→ **Exercise objective**:
With the pictures excluded, repeat every entry exactly.

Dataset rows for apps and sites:
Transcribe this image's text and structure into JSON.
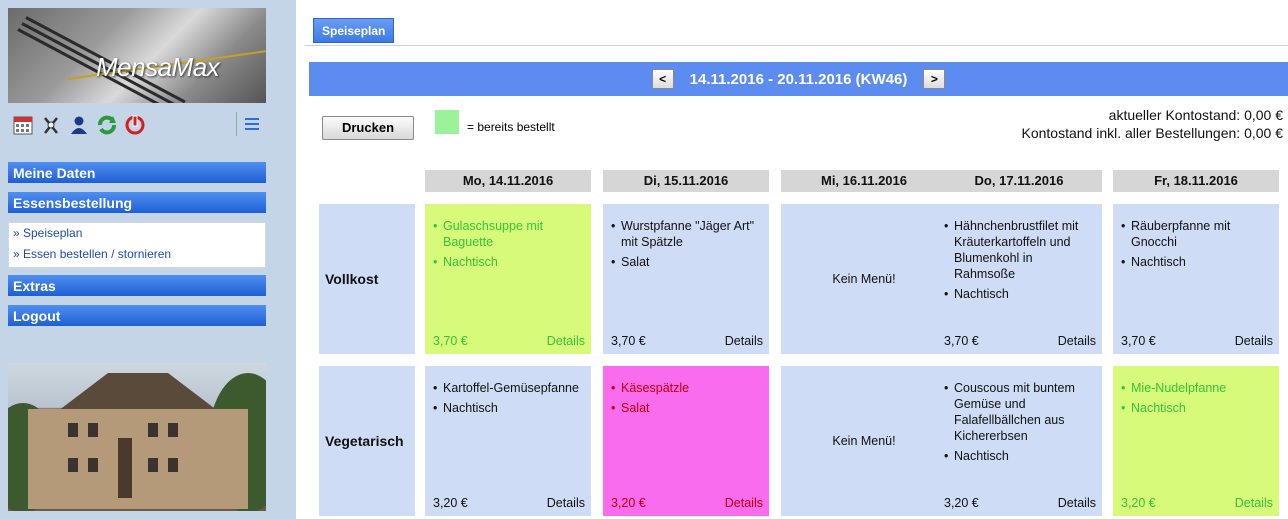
{
  "sidebar": {
    "logo_text": "MensaMax",
    "nav": {
      "meine_daten": "Meine Daten",
      "essensbestellung": "Essensbestellung",
      "speiseplan": "» Speiseplan",
      "bestellen": "» Essen bestellen / stornieren",
      "extras": "Extras",
      "logout": "Logout"
    }
  },
  "main": {
    "tab": "Speiseplan",
    "week": {
      "prev": "<",
      "label": "14.11.2016 - 20.11.2016 (KW46)",
      "next": ">"
    },
    "print_label": "Drucken",
    "legend_text": "= bereits bestellt",
    "balance_current": "aktueller Kontostand: 0,00 €",
    "balance_total": "Kontostand inkl. aller Bestellungen: 0,00 €",
    "days": [
      "Mo, 14.11.2016",
      "Di, 15.11.2016",
      "Mi, 16.11.2016",
      "Do, 17.11.2016",
      "Fr, 18.11.2016"
    ],
    "rows": [
      "Vollkost",
      "Vegetarisch"
    ],
    "details_label": "Details",
    "no_menu": "Kein Menü!",
    "meals": {
      "r0c0": {
        "items": [
          "Gulaschsuppe mit Baguette",
          "Nachtisch"
        ],
        "price": "3,70 €",
        "state": "ordered"
      },
      "r0c1": {
        "items": [
          "Wurstpfanne \"Jäger Art\" mit Spätzle",
          "Salat"
        ],
        "price": "3,70 €",
        "state": "normal"
      },
      "r0c3": {
        "items": [
          "Hähnchenbrustfilet mit Kräuterkartoffeln und Blumenkohl in Rahmsoße",
          "Nachtisch"
        ],
        "price": "3,70 €",
        "state": "normal"
      },
      "r0c4": {
        "items": [
          "Räuberpfanne mit Gnocchi",
          "Nachtisch"
        ],
        "price": "3,70 €",
        "state": "normal"
      },
      "r1c0": {
        "items": [
          "Kartoffel-Gemüsepfanne",
          "Nachtisch"
        ],
        "price": "3,20 €",
        "state": "normal"
      },
      "r1c1": {
        "items": [
          "Käsespätzle",
          "Salat"
        ],
        "price": "3,20 €",
        "state": "pink"
      },
      "r1c3": {
        "items": [
          "Couscous mit buntem Gemüse und Falafellbällchen aus Kichererbsen",
          "Nachtisch"
        ],
        "price": "3,20 €",
        "state": "normal"
      },
      "r1c4": {
        "items": [
          "Mie-Nudelpfanne",
          "Nachtisch"
        ],
        "price": "3,20 €",
        "state": "ordered"
      }
    }
  }
}
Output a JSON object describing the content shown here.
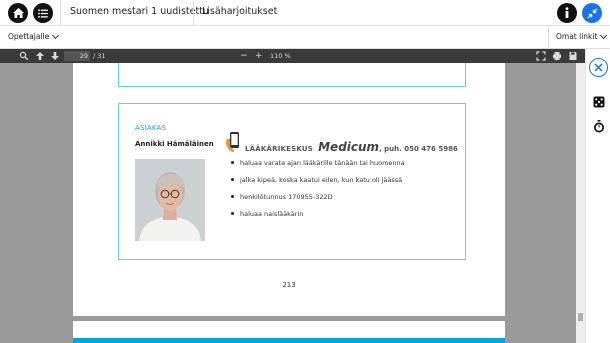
{
  "header": {
    "book_title": "Suomen mestari 1 uudistettu",
    "section_title": "Lisäharjoitukset"
  },
  "subbar": {
    "teacher_label": "Opettajalle",
    "own_links_label": "Omat linkit"
  },
  "pdf_toolbar": {
    "current_page": "29",
    "total_pages": "/ 31",
    "zoom_minus": "−",
    "zoom_plus": "+",
    "zoom_level": "110 %"
  },
  "document": {
    "customer_label": "ASIAKAS",
    "customer_name": "Annikki Hämäläinen",
    "clinic_prefix": "LÄÄKÄRIKESKUS",
    "clinic_brand": "Medicum",
    "clinic_phone": ", puh. 050 476 5986",
    "notes": [
      "haluaa varata ajan lääkärille tänään tai huomenna",
      "jalka kipeä, koska kaatui eilen, kun katu oli jäässä",
      "henkilötunnus 170955-322D",
      "haluaa naislääkärin"
    ],
    "page_number": "213"
  },
  "colors": {
    "accent": "#00a3dc",
    "frame": "#6ccbe7",
    "help_button": "#1a73e8",
    "toolbar": "#3a3a3a"
  },
  "icons": [
    "home-icon",
    "menu-icon",
    "info-icon",
    "collapse-icon",
    "search-icon",
    "arrow-up-icon",
    "arrow-down-icon",
    "fullscreen-icon",
    "print-icon",
    "save-icon",
    "close-icon",
    "dice-icon",
    "stopwatch-icon",
    "phone-icon"
  ]
}
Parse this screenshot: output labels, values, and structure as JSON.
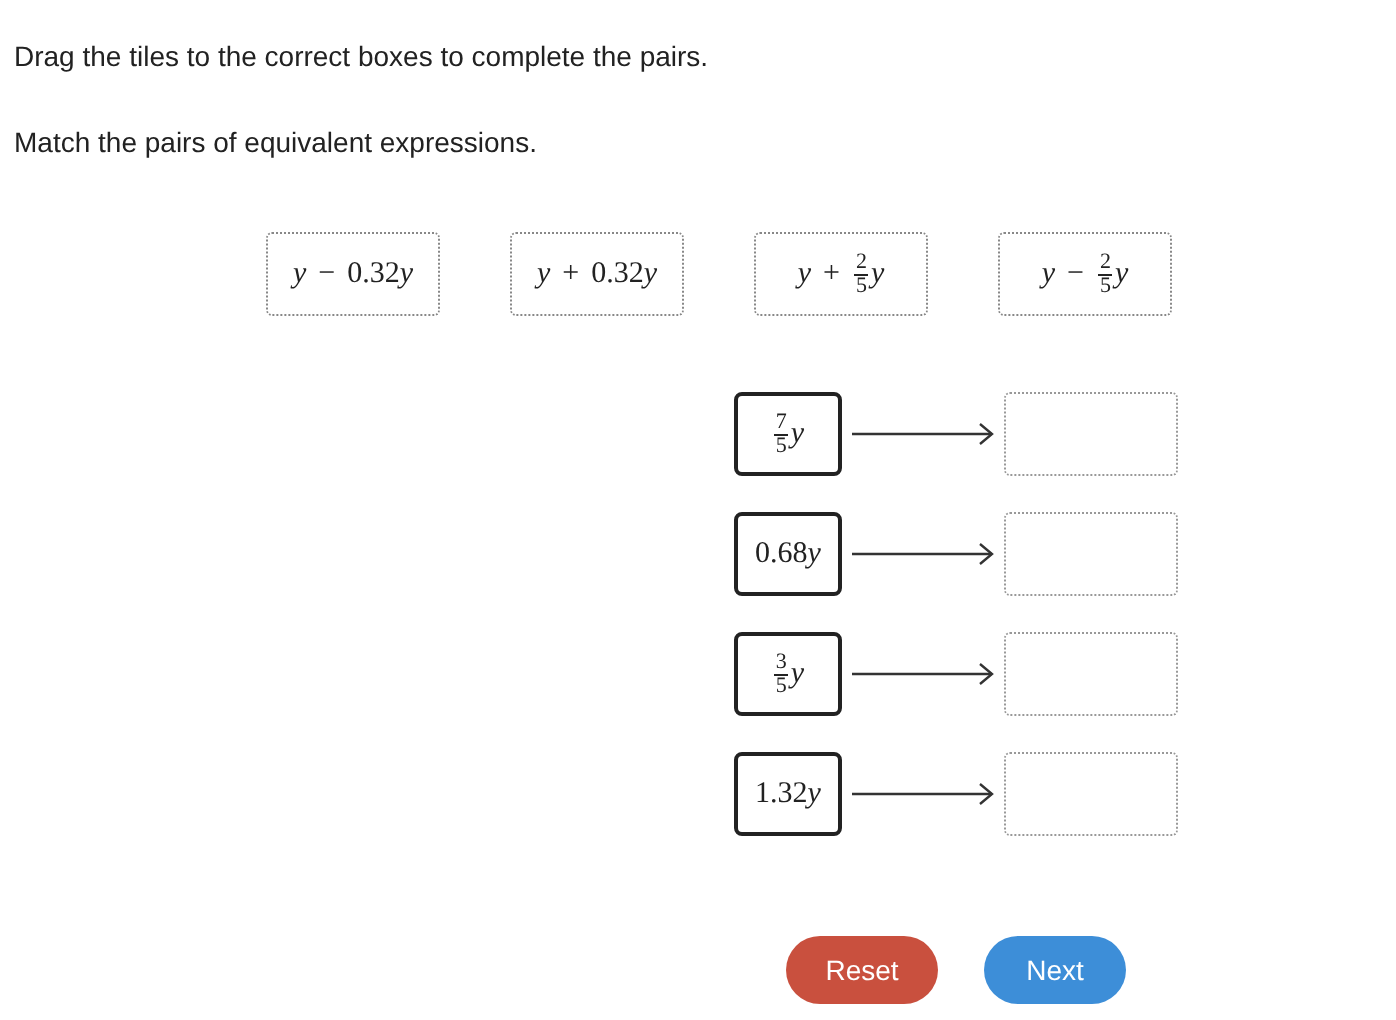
{
  "instructions": [
    "Drag the tiles to the correct boxes to complete the pairs.",
    "Match the pairs of equivalent expressions."
  ],
  "tiles": [
    [
      {
        "kind": "var",
        "text": "y"
      },
      {
        "kind": "op",
        "text": "−"
      },
      {
        "kind": "num",
        "text": "0.32"
      },
      {
        "kind": "var",
        "text": "y"
      }
    ],
    [
      {
        "kind": "var",
        "text": "y"
      },
      {
        "kind": "op",
        "text": "+"
      },
      {
        "kind": "num",
        "text": "0.32"
      },
      {
        "kind": "var",
        "text": "y"
      }
    ],
    [
      {
        "kind": "var",
        "text": "y"
      },
      {
        "kind": "op",
        "text": "+"
      },
      {
        "kind": "frac",
        "num": "2",
        "den": "5"
      },
      {
        "kind": "var",
        "text": "y"
      }
    ],
    [
      {
        "kind": "var",
        "text": "y"
      },
      {
        "kind": "op",
        "text": "−"
      },
      {
        "kind": "frac",
        "num": "2",
        "den": "5"
      },
      {
        "kind": "var",
        "text": "y"
      }
    ]
  ],
  "pairs": [
    {
      "prompt": [
        {
          "kind": "frac",
          "num": "7",
          "den": "5"
        },
        {
          "kind": "var",
          "text": "y"
        }
      ]
    },
    {
      "prompt": [
        {
          "kind": "num",
          "text": "0.68"
        },
        {
          "kind": "var",
          "text": "y"
        }
      ]
    },
    {
      "prompt": [
        {
          "kind": "frac",
          "num": "3",
          "den": "5"
        },
        {
          "kind": "var",
          "text": "y"
        }
      ]
    },
    {
      "prompt": [
        {
          "kind": "num",
          "text": "1.32"
        },
        {
          "kind": "var",
          "text": "y"
        }
      ]
    }
  ],
  "buttons": [
    {
      "kind": "reset",
      "label": "Reset"
    },
    {
      "kind": "next",
      "label": "Next"
    }
  ]
}
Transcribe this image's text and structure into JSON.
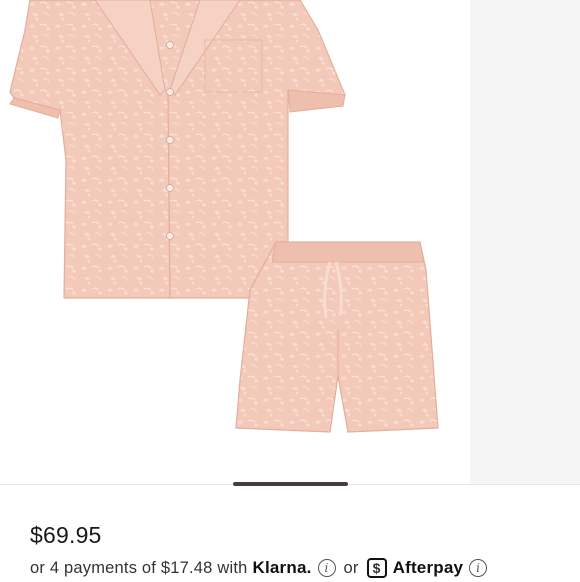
{
  "product": {
    "image_alt": "Pink leopard print short-sleeve pajama shirt and shorts set",
    "price": "$69.95"
  },
  "payments": {
    "prefix": "or 4 payments of $17.48 with",
    "klarna": "Klarna.",
    "or": "or",
    "afterpay": "Afterpay",
    "info_glyph": "i",
    "afterpay_glyph": "$"
  },
  "colors": {
    "fabric": "#f1c4b4",
    "accent_indicator": "#4a3b40"
  },
  "icons": [
    "info-icon",
    "afterpay-icon"
  ]
}
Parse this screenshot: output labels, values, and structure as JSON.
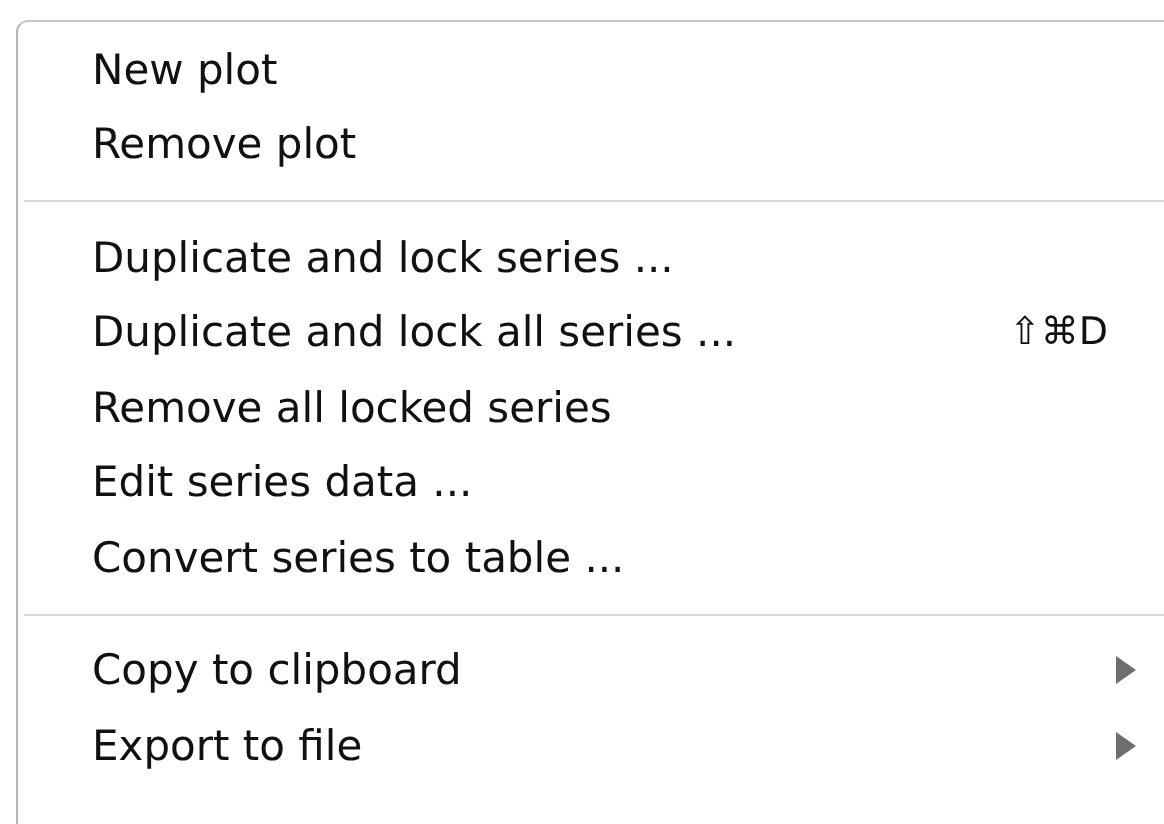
{
  "menu": {
    "sections": [
      {
        "items": [
          {
            "label": "New plot"
          },
          {
            "label": "Remove plot"
          }
        ]
      },
      {
        "items": [
          {
            "label": "Duplicate and lock series ..."
          },
          {
            "label": "Duplicate and lock all series ...",
            "shortcut": "⇧⌘D"
          },
          {
            "label": "Remove all locked series"
          },
          {
            "label": "Edit series data ..."
          },
          {
            "label": "Convert series to table ..."
          }
        ]
      },
      {
        "items": [
          {
            "label": "Copy to clipboard",
            "submenu": true
          },
          {
            "label": "Export to file",
            "submenu": true
          }
        ]
      }
    ]
  }
}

→ **Result of this task**:
Transcribe this image's text and structure into JSON.
{
  "sidebar": {
    "logo_text": "MensaMax",
    "nav": {
      "meine_daten": "Meine Daten",
      "essensbestellung": "Essensbestellung",
      "speiseplan": "» Speiseplan",
      "bestellen": "» Essen bestellen / stornieren",
      "extras": "Extras",
      "logout": "Logout"
    }
  },
  "main": {
    "tab": "Speiseplan",
    "week": {
      "prev": "<",
      "label": "14.11.2016 - 20.11.2016 (KW46)",
      "next": ">"
    },
    "print_label": "Drucken",
    "legend_text": "= bereits bestellt",
    "balance_current": "aktueller Kontostand: 0,00 €",
    "balance_total": "Kontostand inkl. aller Bestellungen: 0,00 €",
    "days": [
      "Mo, 14.11.2016",
      "Di, 15.11.2016",
      "Mi, 16.11.2016",
      "Do, 17.11.2016",
      "Fr, 18.11.2016"
    ],
    "rows": [
      "Vollkost",
      "Vegetarisch"
    ],
    "details_label": "Details",
    "no_menu": "Kein Menü!",
    "meals": {
      "r0c0": {
        "items": [
          "Gulaschsuppe mit Baguette",
          "Nachtisch"
        ],
        "price": "3,70 €",
        "state": "ordered"
      },
      "r0c1": {
        "items": [
          "Wurstpfanne \"Jäger Art\" mit Spätzle",
          "Salat"
        ],
        "price": "3,70 €",
        "state": "normal"
      },
      "r0c3": {
        "items": [
          "Hähnchenbrustfilet mit Kräuterkartoffeln und Blumenkohl in Rahmsoße",
          "Nachtisch"
        ],
        "price": "3,70 €",
        "state": "normal"
      },
      "r0c4": {
        "items": [
          "Räuberpfanne mit Gnocchi",
          "Nachtisch"
        ],
        "price": "3,70 €",
        "state": "normal"
      },
      "r1c0": {
        "items": [
          "Kartoffel-Gemüsepfanne",
          "Nachtisch"
        ],
        "price": "3,20 €",
        "state": "normal"
      },
      "r1c1": {
        "items": [
          "Käsespätzle",
          "Salat"
        ],
        "price": "3,20 €",
        "state": "pink"
      },
      "r1c3": {
        "items": [
          "Couscous mit buntem Gemüse und Falafellbällchen aus Kichererbsen",
          "Nachtisch"
        ],
        "price": "3,20 €",
        "state": "normal"
      },
      "r1c4": {
        "items": [
          "Mie-Nudelpfanne",
          "Nachtisch"
        ],
        "price": "3,20 €",
        "state": "ordered"
      }
    }
  }
}
Output a JSON object describing the content shown here.
{
  "header": {
    "book_title": "Suomen mestari 1 uudistettu",
    "section_title": "Lisäharjoitukset"
  },
  "subbar": {
    "teacher_label": "Opettajalle",
    "own_links_label": "Omat linkit"
  },
  "pdf_toolbar": {
    "current_page": "29",
    "total_pages": "/ 31",
    "zoom_minus": "−",
    "zoom_plus": "+",
    "zoom_level": "110 %"
  },
  "document": {
    "customer_label": "ASIAKAS",
    "customer_name": "Annikki Hämäläinen",
    "clinic_prefix": "LÄÄKÄRIKESKUS",
    "clinic_brand": "Medicum",
    "clinic_phone": ", puh. 050 476 5986",
    "notes": [
      "haluaa varata ajan lääkärille tänään tai huomenna",
      "jalka kipeä, koska kaatui eilen, kun katu oli jäässä",
      "henkilötunnus 170955-322D",
      "haluaa naislääkärin"
    ],
    "page_number": "213"
  },
  "colors": {
    "accent": "#00a3dc",
    "frame": "#6ccbe7",
    "help_button": "#1a73e8",
    "toolbar": "#3a3a3a"
  },
  "icons": [
    "home-icon",
    "menu-icon",
    "info-icon",
    "collapse-icon",
    "search-icon",
    "arrow-up-icon",
    "arrow-down-icon",
    "fullscreen-icon",
    "print-icon",
    "save-icon",
    "close-icon",
    "dice-icon",
    "stopwatch-icon",
    "phone-icon"
  ]
}
Parse this screenshot: output labels, values, and structure as JSON.
{
  "instructions": [
    "Drag the tiles to the correct boxes to complete the pairs.",
    "Match the pairs of equivalent expressions."
  ],
  "tiles": [
    [
      {
        "kind": "var",
        "text": "y"
      },
      {
        "kind": "op",
        "text": "−"
      },
      {
        "kind": "num",
        "text": "0.32"
      },
      {
        "kind": "var",
        "text": "y"
      }
    ],
    [
      {
        "kind": "var",
        "text": "y"
      },
      {
        "kind": "op",
        "text": "+"
      },
      {
        "kind": "num",
        "text": "0.32"
      },
      {
        "kind": "var",
        "text": "y"
      }
    ],
    [
      {
        "kind": "var",
        "text": "y"
      },
      {
        "kind": "op",
        "text": "+"
      },
      {
        "kind": "frac",
        "num": "2",
        "den": "5"
      },
      {
        "kind": "var",
        "text": "y"
      }
    ],
    [
      {
        "kind": "var",
        "text": "y"
      },
      {
        "kind": "op",
        "text": "−"
      },
      {
        "kind": "frac",
        "num": "2",
        "den": "5"
      },
      {
        "kind": "var",
        "text": "y"
      }
    ]
  ],
  "pairs": [
    {
      "prompt": [
        {
          "kind": "frac",
          "num": "7",
          "den": "5"
        },
        {
          "kind": "var",
          "text": "y"
        }
      ]
    },
    {
      "prompt": [
        {
          "kind": "num",
          "text": "0.68"
        },
        {
          "kind": "var",
          "text": "y"
        }
      ]
    },
    {
      "prompt": [
        {
          "kind": "frac",
          "num": "3",
          "den": "5"
        },
        {
          "kind": "var",
          "text": "y"
        }
      ]
    },
    {
      "prompt": [
        {
          "kind": "num",
          "text": "1.32"
        },
        {
          "kind": "var",
          "text": "y"
        }
      ]
    }
  ],
  "buttons": [
    {
      "kind": "reset",
      "label": "Reset"
    },
    {
      "kind": "next",
      "label": "Next"
    }
  ]
}
Transcribe this image's text and structure into JSON.
{
  "product": {
    "image_alt": "Pink leopard print short-sleeve pajama shirt and shorts set",
    "price": "$69.95"
  },
  "payments": {
    "prefix": "or 4 payments of $17.48 with",
    "klarna": "Klarna.",
    "or": "or",
    "afterpay": "Afterpay",
    "info_glyph": "i",
    "afterpay_glyph": "$"
  },
  "colors": {
    "fabric": "#f1c4b4",
    "accent_indicator": "#4a3b40"
  },
  "icons": [
    "info-icon",
    "afterpay-icon"
  ]
}
Parse this screenshot: output labels, values, and structure as JSON.
{
  "menu": {
    "sections": [
      {
        "items": [
          {
            "label": "New plot"
          },
          {
            "label": "Remove plot"
          }
        ]
      },
      {
        "items": [
          {
            "label": "Duplicate and lock series ..."
          },
          {
            "label": "Duplicate and lock all series ...",
            "shortcut": "⇧⌘D"
          },
          {
            "label": "Remove all locked series"
          },
          {
            "label": "Edit series data ..."
          },
          {
            "label": "Convert series to table ..."
          }
        ]
      },
      {
        "items": [
          {
            "label": "Copy to clipboard",
            "submenu": true
          },
          {
            "label": "Export to file",
            "submenu": true
          }
        ]
      }
    ]
  }
}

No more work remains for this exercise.